*PROBLEM*. Of the lines below, count those containing the word "attack". Reply with the number alone.

*EXCERPTED DATA*.
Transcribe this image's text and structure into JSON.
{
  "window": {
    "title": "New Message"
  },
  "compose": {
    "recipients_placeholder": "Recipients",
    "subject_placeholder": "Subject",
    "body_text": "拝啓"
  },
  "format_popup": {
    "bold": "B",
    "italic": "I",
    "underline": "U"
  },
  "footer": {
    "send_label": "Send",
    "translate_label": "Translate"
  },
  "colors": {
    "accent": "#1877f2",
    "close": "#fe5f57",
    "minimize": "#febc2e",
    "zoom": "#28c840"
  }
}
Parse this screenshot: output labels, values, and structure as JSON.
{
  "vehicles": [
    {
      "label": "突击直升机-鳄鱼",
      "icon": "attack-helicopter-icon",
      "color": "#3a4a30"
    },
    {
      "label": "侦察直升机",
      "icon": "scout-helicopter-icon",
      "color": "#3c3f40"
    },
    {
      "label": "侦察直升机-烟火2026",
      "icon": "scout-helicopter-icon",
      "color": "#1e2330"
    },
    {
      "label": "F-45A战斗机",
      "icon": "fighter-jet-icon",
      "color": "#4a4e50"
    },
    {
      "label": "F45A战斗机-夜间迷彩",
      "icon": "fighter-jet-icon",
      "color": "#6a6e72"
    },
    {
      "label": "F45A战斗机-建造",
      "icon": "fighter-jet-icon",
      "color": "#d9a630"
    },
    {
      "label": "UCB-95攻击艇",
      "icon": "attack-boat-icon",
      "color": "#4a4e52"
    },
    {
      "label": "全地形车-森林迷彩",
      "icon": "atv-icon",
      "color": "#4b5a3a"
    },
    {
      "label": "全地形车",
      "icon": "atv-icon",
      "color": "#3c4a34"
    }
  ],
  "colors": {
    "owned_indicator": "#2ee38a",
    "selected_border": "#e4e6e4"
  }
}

*YOUR RESPONSE*. 2